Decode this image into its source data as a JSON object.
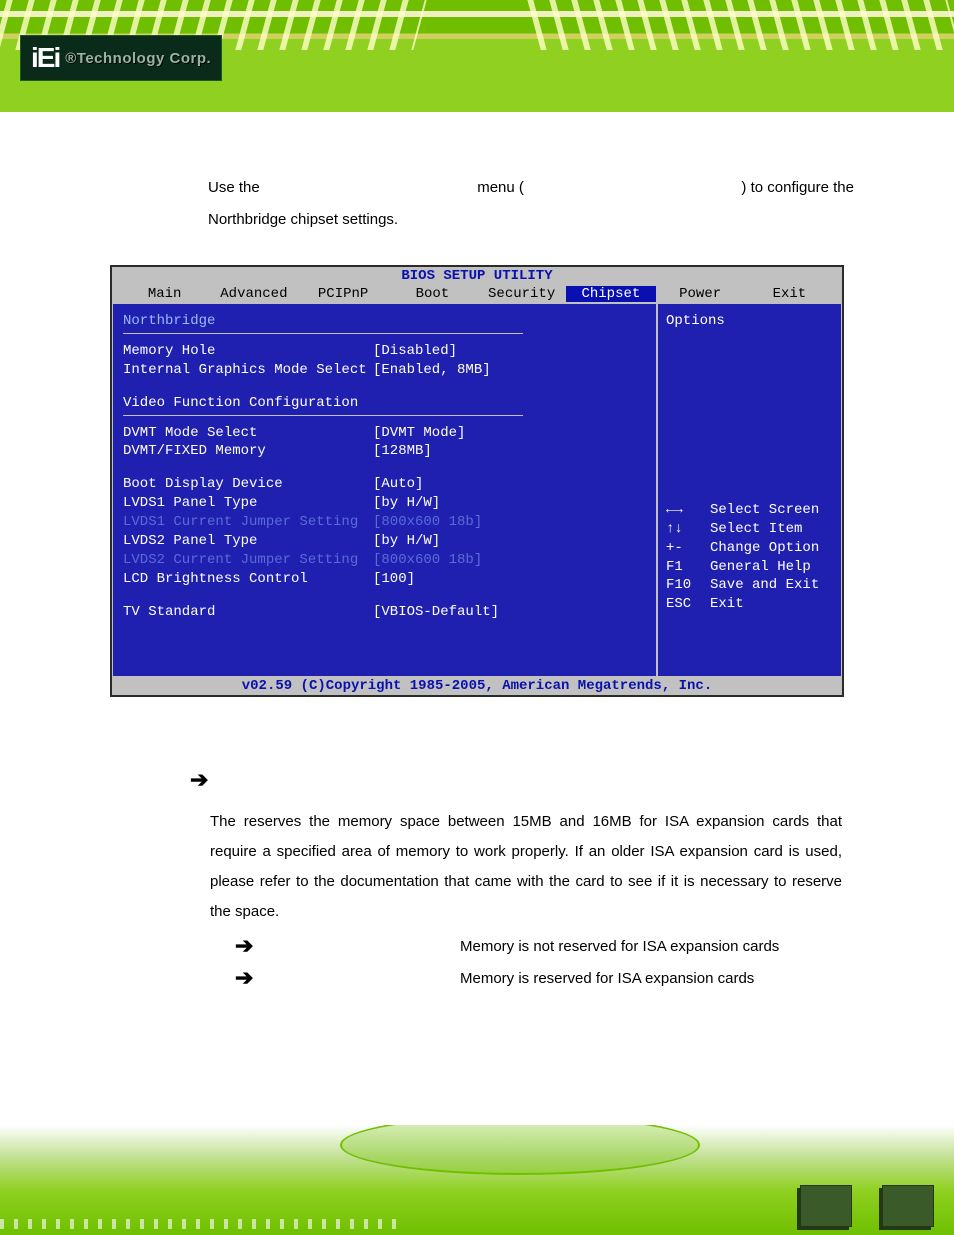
{
  "banner": {
    "logo_mark": "iEi",
    "logo_sub": "®Technology Corp."
  },
  "intro": {
    "l1a": "Use the",
    "l1b": "menu (",
    "l1c": ") to configure the",
    "l2": "Northbridge chipset settings."
  },
  "bios": {
    "title": "BIOS SETUP UTILITY",
    "menu": [
      "Main",
      "Advanced",
      "PCIPnP",
      "Boot",
      "Security",
      "Chipset",
      "Power",
      "Exit"
    ],
    "left": {
      "heading": "Northbridge",
      "rows1": [
        {
          "l": "Memory Hole",
          "v": "[Disabled]"
        },
        {
          "l": "Internal Graphics Mode Select",
          "v": "[Enabled, 8MB]"
        }
      ],
      "subhead": "Video Function Configuration",
      "rows2": [
        {
          "l": "DVMT Mode Select",
          "v": "[DVMT Mode]"
        },
        {
          "l": "  DVMT/FIXED Memory",
          "v": "[128MB]"
        }
      ],
      "rows3": [
        {
          "l": "Boot Display Device",
          "v": "[Auto]"
        },
        {
          "l": "LVDS1 Panel Type",
          "v": "[by H/W]"
        },
        {
          "l": "LVDS1 Current Jumper Setting",
          "v": "[800x600 18b]",
          "dim": true
        },
        {
          "l": "LVDS2 Panel Type",
          "v": "[by H/W]"
        },
        {
          "l": "LVDS2 Current Jumper Setting",
          "v": "[800x600 18b]",
          "dim": true
        },
        {
          "l": "LCD Brightness Control",
          "v": "[100]"
        }
      ],
      "rows4": [
        {
          "l": "TV Standard",
          "v": "[VBIOS-Default]"
        }
      ]
    },
    "right": {
      "title": "Options",
      "keys": [
        {
          "k": "←→",
          "d": "Select Screen"
        },
        {
          "k": "↑↓",
          "d": "Select Item"
        },
        {
          "k": "+-",
          "d": "Change Option"
        },
        {
          "k": "F1",
          "d": "General Help"
        },
        {
          "k": "F10",
          "d": "Save and Exit"
        },
        {
          "k": "ESC",
          "d": "Exit"
        }
      ]
    },
    "footer": "v02.59 (C)Copyright 1985-2005, American Megatrends, Inc."
  },
  "section": {
    "arrow": "➔",
    "body_pre": "The",
    "body_post": " reserves the memory space between 15MB and 16MB for ISA expansion cards that require a specified area of memory to work properly. If an older ISA expansion card is used, please refer to the documentation that came with the card to see if it is necessary to reserve the space.",
    "options": [
      {
        "arrow": "➔",
        "txt": "Memory is not reserved for ISA expansion cards"
      },
      {
        "arrow": "➔",
        "txt": "Memory is reserved for ISA expansion cards"
      }
    ]
  }
}
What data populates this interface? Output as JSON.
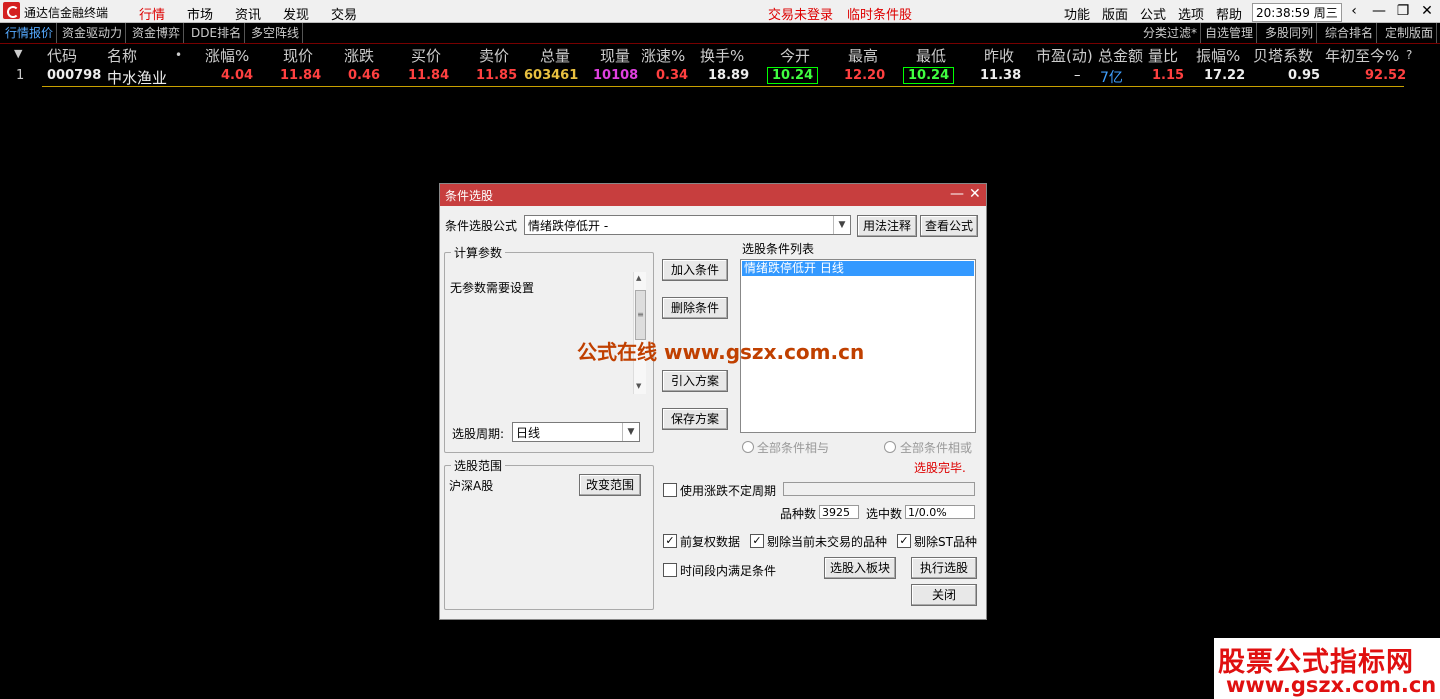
{
  "app": {
    "title": "通达信金融终端"
  },
  "menu": {
    "items": [
      "行情",
      "市场",
      "资讯",
      "发现",
      "交易"
    ],
    "active": "行情",
    "center_links": [
      "交易未登录",
      "临时条件股"
    ],
    "right_items": [
      "功能",
      "版面",
      "公式",
      "选项",
      "帮助"
    ],
    "clock": "20:38:59",
    "weekday": "周三",
    "window_buttons": [
      "‹",
      "—",
      "❐",
      "✕"
    ]
  },
  "tabs": {
    "left": [
      "行情报价",
      "资金驱动力",
      "资金博弈",
      "DDE排名",
      "多空阵线"
    ],
    "right": [
      "分类过滤*",
      "自选管理",
      "多股同列",
      "综合排名",
      "定制版面"
    ]
  },
  "table": {
    "headers": [
      "代码",
      "名称",
      "•",
      "涨幅%",
      "现价",
      "涨跌",
      "买价",
      "卖价",
      "总量",
      "现量",
      "涨速%",
      "换手%",
      "今开",
      "最高",
      "最低",
      "昨收",
      "市盈(动)",
      "总金额",
      "量比",
      "振幅%",
      "贝塔系数",
      "年初至今%",
      "?"
    ],
    "row": {
      "index": "1",
      "code": "000798",
      "name": "中水渔业",
      "pct": "4.04",
      "price": "11.84",
      "change": "0.46",
      "bid": "11.84",
      "ask": "11.85",
      "volume": "603461",
      "cur_vol": "10108",
      "speed": "0.34",
      "turnover": "18.89",
      "open": "10.24",
      "high": "12.20",
      "low": "10.24",
      "prev_close": "11.38",
      "pe": "–",
      "amount": "7亿",
      "vol_ratio": "1.15",
      "amplitude": "17.22",
      "beta": "0.95",
      "ytd": "92.52"
    }
  },
  "dialog": {
    "title": "条件选股",
    "formula_label": "条件选股公式",
    "formula_value": "情绪跌停低开 -",
    "btn_usage": "用法注释",
    "btn_view": "查看公式",
    "params_legend": "计算参数",
    "params_text": "无参数需要设置",
    "period_label": "选股周期:",
    "period_value": "日线",
    "btn_add": "加入条件",
    "btn_delete": "删除条件",
    "btn_import": "引入方案",
    "btn_save": "保存方案",
    "cond_list_label": "选股条件列表",
    "cond_items": [
      "情绪跌停低开  日线"
    ],
    "radio_and": "全部条件相与",
    "radio_or": "全部条件相或",
    "status": "选股完毕.",
    "range_legend": "选股范围",
    "range_value": "沪深A股",
    "btn_range": "改变范围",
    "chk_irregular": "使用涨跌不定周期",
    "count_label": "品种数",
    "count_value": "3925",
    "selected_label": "选中数",
    "selected_value": "1/0.0%",
    "chk_adjust": "前复权数据",
    "chk_exclude_suspended": "剔除当前未交易的品种",
    "chk_exclude_st": "剔除ST品种",
    "chk_time_period": "时间段内满足条件",
    "btn_to_block": "选股入板块",
    "btn_run": "执行选股",
    "btn_close": "关闭",
    "ctl_minimize": "—",
    "ctl_close": "✕"
  },
  "watermarks": {
    "center": "公式在线 www.gszx.com.cn",
    "corner_title": "股票公式指标网",
    "corner_url": "www.gszx.com.cn"
  }
}
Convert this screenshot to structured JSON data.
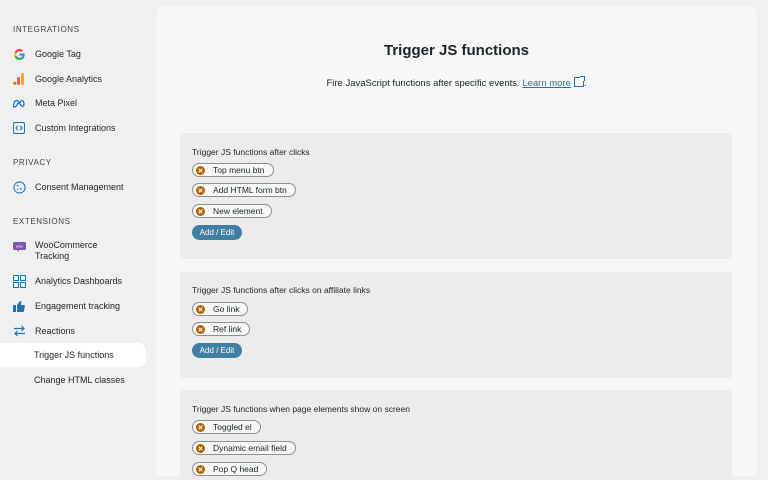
{
  "sidebar": {
    "sections": [
      {
        "title": "INTEGRATIONS"
      },
      {
        "title": "PRIVACY"
      },
      {
        "title": "EXTENSIONS"
      }
    ],
    "items": [
      {
        "label": "Google Tag",
        "icon": "google-icon"
      },
      {
        "label": "Google Analytics",
        "icon": "analytics-icon"
      },
      {
        "label": "Meta Pixel",
        "icon": "meta-icon"
      },
      {
        "label": "Custom Integrations",
        "icon": "code-icon"
      },
      {
        "label": "Consent Management",
        "icon": "cookie-icon"
      },
      {
        "label": "WooCommerce Tracking",
        "icon": "woo-icon"
      },
      {
        "label": "Analytics Dashboards",
        "icon": "dashboard-icon"
      },
      {
        "label": "Engagement tracking",
        "icon": "thumbs-up-icon"
      },
      {
        "label": "Reactions",
        "icon": "arrows-icon"
      },
      {
        "label": "Trigger JS functions",
        "icon": ""
      },
      {
        "label": "Change HTML classes",
        "icon": ""
      }
    ]
  },
  "main": {
    "title": "Trigger JS functions",
    "subtitle": "Fire JavaScript functions after specific events.",
    "learn_more": "Learn more",
    "period": "."
  },
  "cards": [
    {
      "title": "Trigger JS functions after clicks",
      "chips": [
        "Top menu btn",
        "Add HTML form btn",
        "New element"
      ],
      "button": "Add / Edit"
    },
    {
      "title": "Trigger JS functions after clicks on affiliate links",
      "chips": [
        "Go link",
        "Ref link"
      ],
      "button": "Add / Edit"
    },
    {
      "title": "Trigger JS functions when page elements show on screen",
      "chips": [
        "Toggled el",
        "Dynamic email field",
        "Pop Q head"
      ]
    }
  ],
  "colors": {
    "accent": "#3e7fa3",
    "chip_remove": "#b26200",
    "link": "#2271b1"
  }
}
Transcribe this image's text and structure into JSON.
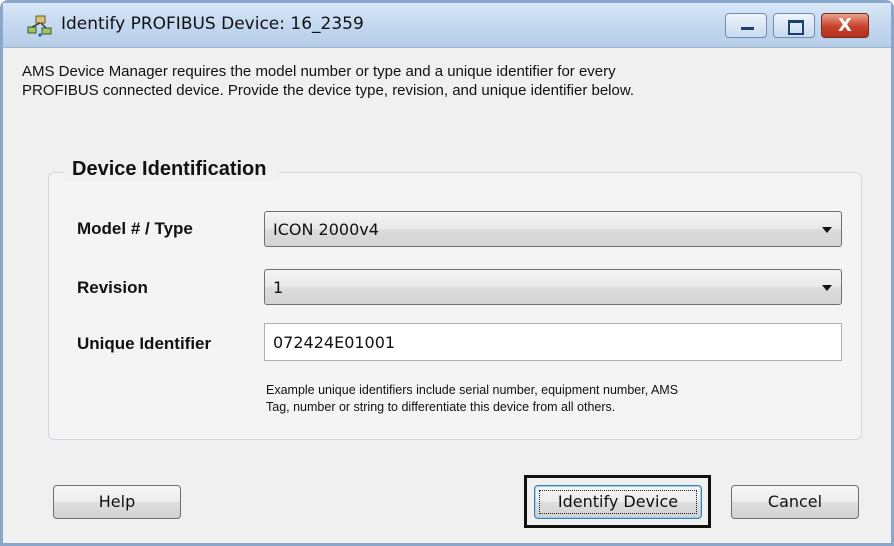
{
  "window": {
    "title": "Identify PROFIBUS Device: 16_2359",
    "controls": {
      "minimize": "minimize",
      "maximize": "maximize",
      "close": "X"
    }
  },
  "intro": {
    "line1": "AMS Device Manager requires the model number or type and a unique identifier for every",
    "line2": "PROFIBUS connected device.  Provide the device type, revision, and unique identifier below."
  },
  "group": {
    "title": "Device Identification",
    "model": {
      "label": "Model # / Type",
      "value": "ICON 2000v4"
    },
    "revision": {
      "label": "Revision",
      "value": "1"
    },
    "unique_id": {
      "label": "Unique Identifier",
      "value": "072424E01001"
    },
    "hint_line1": "Example unique identifiers include serial number, equipment number, AMS",
    "hint_line2": "Tag, number or string to differentiate this device from all others."
  },
  "buttons": {
    "help": "Help",
    "identify": "Identify Device",
    "cancel": "Cancel"
  },
  "colors": {
    "titlebar": "#c4d8ef",
    "close_button": "#c7402a",
    "highlight_box": "#111111"
  },
  "icons": {
    "app": "network-device-icon",
    "dropdown": "chevron-down-icon"
  }
}
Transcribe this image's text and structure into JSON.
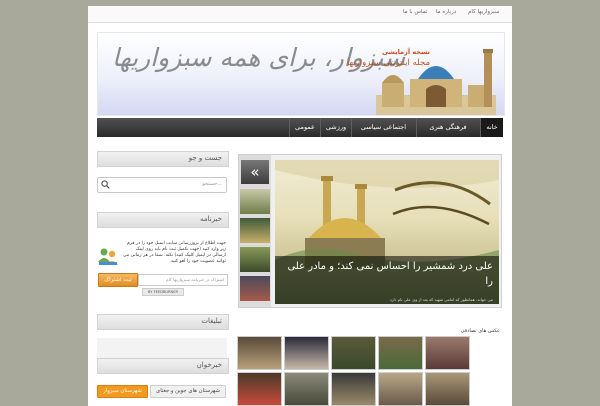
{
  "topnav": {
    "items": [
      "سبزواریها کام",
      "درباره ما",
      "تماس با ما"
    ]
  },
  "header": {
    "slogan": "سبزوار، برای همه سبزواریها",
    "mag_small": "نسخه آزمایشی",
    "mag_title": "مجله اینترنتی سبزواریها"
  },
  "mainnav": {
    "items": [
      "خانه",
      "فرهنگی هنری",
      "اجتماعی سیاسی",
      "ورزشی",
      "عمومی"
    ]
  },
  "sidebar": {
    "search_title": "جست و جو",
    "search_placeholder": "جستجو...",
    "newsletter_title": "خبرنامه",
    "newsletter_text": "جهت اطلاع از بروزرسانی سایت ایمیل خود را در فرم زیر وارد کنید (جهت تکمیل ثبت نام باید روی لینک ارسالی در ایمیل کلیک کنید) نکته: شما در هر زمانی می توانید عضویت خود را لغو کنید.",
    "email_placeholder": "اشتراک در خبرنامه سبزواریها کام",
    "subscribe_button": "ثبت اشتراک",
    "feedburner": "BY FEEDBURNER",
    "ads_title": "تبلیغات",
    "news_title": "خبرخوان",
    "tags": [
      "شهرستان های جوین و جغتای",
      "شهرستان سبزوار"
    ]
  },
  "slider": {
    "arrow": "«",
    "caption": "علی درد شمشیر را احساس نمی کند؛ و مادر علی را",
    "caption_sub": "می خواند، همانطور که امامی شهید که بعد از وی علی نام دارد"
  },
  "gallery": {
    "title": "عکس های تصادفی"
  },
  "colors": {
    "page_bg": "#a8a99a",
    "nav_bg": "#2a2a2a",
    "accent_orange": "#f29a1f",
    "header_red": "#d2461e"
  }
}
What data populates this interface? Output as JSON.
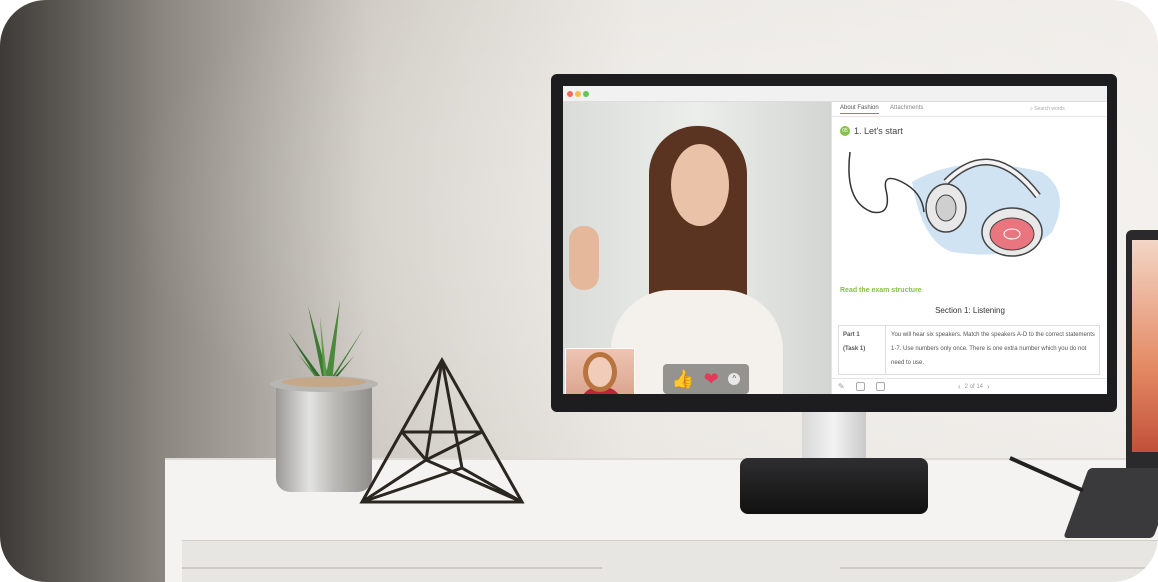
{
  "colors": {
    "accent": "#86c049",
    "tab_underline": "#5b8ad3",
    "traffic": [
      "#ee6a5f",
      "#f5be4f",
      "#62c655"
    ]
  },
  "panel": {
    "tabs": [
      {
        "label": "About Fashion"
      },
      {
        "label": "Attachments"
      }
    ],
    "search_placeholder": "Search words",
    "lesson": {
      "badge": "05",
      "title": "1. Let's start"
    },
    "read_label": "Read the exam structure",
    "section_title": "Section 1: Listening",
    "table": {
      "part": "Part 1",
      "task": "(Task 1)",
      "text": "You will hear six speakers. Match the speakers A-D to the correct statements 1-7. Use numbers only once. There is one extra number which you do not need to use."
    },
    "pager": {
      "prev_icon": "chevron-left-icon",
      "label": "2 of 14",
      "next_icon": "chevron-right-icon"
    }
  },
  "reactions": {
    "thumbs_up": "👍",
    "heart": "❤",
    "more": "^"
  }
}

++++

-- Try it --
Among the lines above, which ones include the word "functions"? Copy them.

-- Solution to this task --
        "label": "Trigger JS functions",
    "title": "Trigger JS functions",
    "subtitle": "Fire JavaScript functions after specific events.",
      "title": "Trigger JS functions after clicks",
      "title": "Trigger JS functions after clicks on affiliate links",
      "title": "Trigger JS functions when page elements show on screen",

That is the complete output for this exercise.